17. Beyond the pandemic, the industry and unions have been our unwavering allies in driving transformation of the maritime sector. An example is the Maritime Industry Transformation Tripartite Committee which was announced in April last year to support the achievement of the refreshed Sea Transport Industry Transformation Map targets.
18. Maritime Singapore’s tripartite partnership will also be our strength as we develop capabilities in digitalisation and decarbonisation. Last September, I was delighted that Sister Mary, Brother Kam and Sister Caroline were able to join Chairman/MPA, CE/MPA and myself on a working visit to Tokyo to meet key companies and learn more about opportunities for collaboration with our Japanese counterparts. We are planning our next working trip for this year.

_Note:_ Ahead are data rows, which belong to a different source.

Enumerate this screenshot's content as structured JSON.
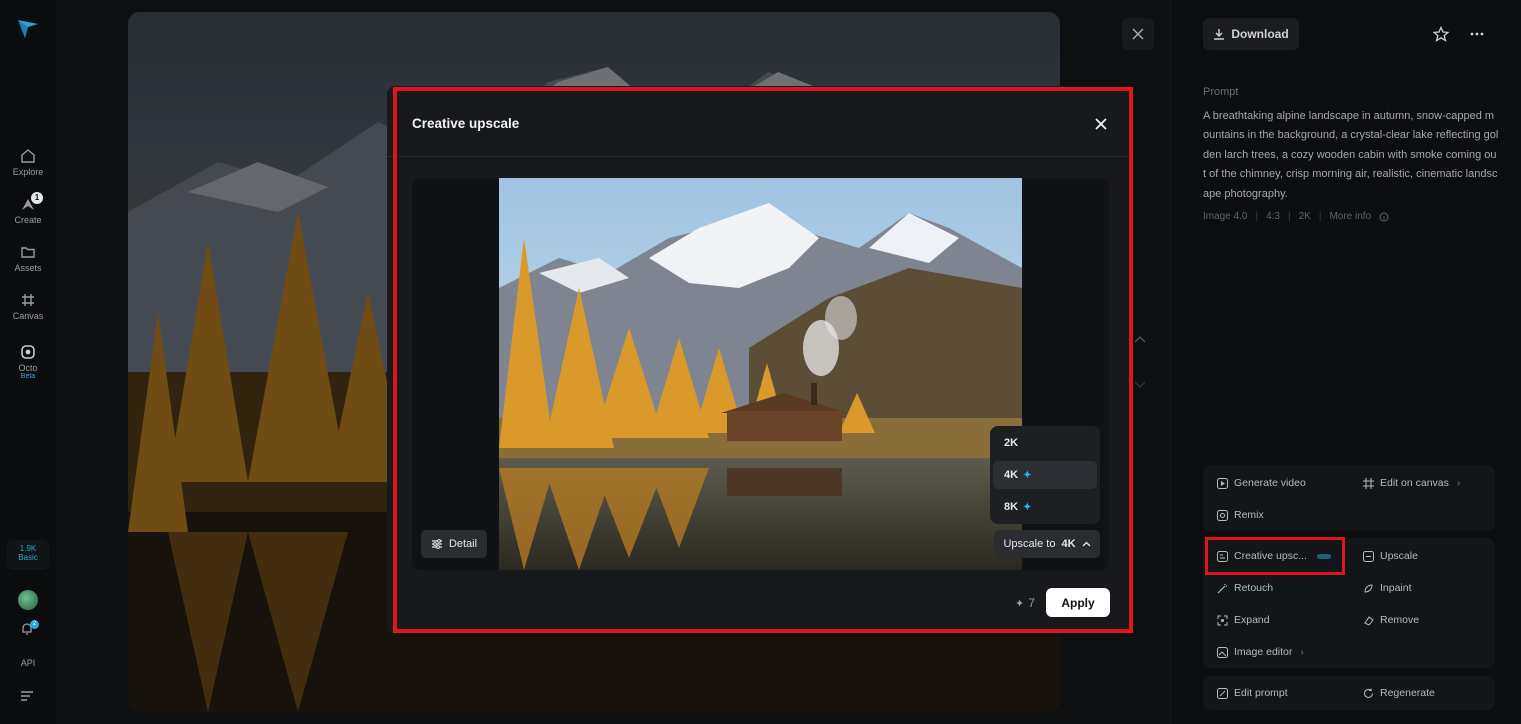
{
  "sidebar": {
    "nav": [
      {
        "label": "Explore",
        "icon": "home-icon"
      },
      {
        "label": "Create",
        "icon": "create-icon",
        "badge": "1"
      },
      {
        "label": "Assets",
        "icon": "folder-icon"
      },
      {
        "label": "Canvas",
        "icon": "canvas-icon"
      },
      {
        "label": "Octo",
        "icon": "octo-icon",
        "tag": "Beta"
      }
    ],
    "credits": {
      "amount": "1.9K",
      "plan": "Basic"
    },
    "notifications": "2",
    "api_label": "API"
  },
  "header": {
    "download_label": "Download"
  },
  "prompt": {
    "label": "Prompt",
    "text": "A breathtaking alpine landscape in autumn, snow-capped mountains in the background, a crystal-clear lake reflecting golden larch trees, a cozy wooden cabin with smoke coming out of the chimney, crisp morning air, realistic, cinematic landscape photography.",
    "meta": [
      "Image 4.0",
      "4:3",
      "2K"
    ],
    "more_info": "More info"
  },
  "actions": {
    "group1": [
      "Generate video",
      "Edit on canvas",
      "Remix"
    ],
    "group2": [
      "Creative upsc...",
      "Upscale",
      "Retouch",
      "Inpaint",
      "Expand",
      "Remove",
      "Image editor"
    ],
    "group3": [
      "Edit prompt",
      "Regenerate"
    ]
  },
  "modal": {
    "title": "Creative upscale",
    "detail_label": "Detail",
    "resolutions": [
      {
        "label": "2K",
        "premium": false
      },
      {
        "label": "4K",
        "premium": true
      },
      {
        "label": "8K",
        "premium": true
      }
    ],
    "selected_resolution": "4K",
    "upscale_to_label": "Upscale to",
    "cost": "7",
    "apply_label": "Apply"
  },
  "colors": {
    "accent": "#25b9e6",
    "highlight": "#e0141e"
  }
}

19. I am not aware of another country which has adopted such a collaborative tripartite approach in their digitalisation and decarbonisation journey. On the contrary, we have read media reports of industrial strikes in overseas jurisdictions which have disrupted business operations and supply chains.
20. We treasure our strong tripartite partnership in Singapore, and we will continue to nurture and enhance it over time. This is our strength and we will use it as a competitive advantage to differentiate ourselves, and enable Maritime Singapore to move ahead more quickly and go further.
21. There is a saying that the winds and the waves are always on the side of the ablest navigators. And teamwork is essential for the ship to overcome strong winds and stormy seas. With all hands on deck, I am confident that we will be able to sail together and reach new frontiers.
22. I wish everyone a pleasant evening ahead. Thank you.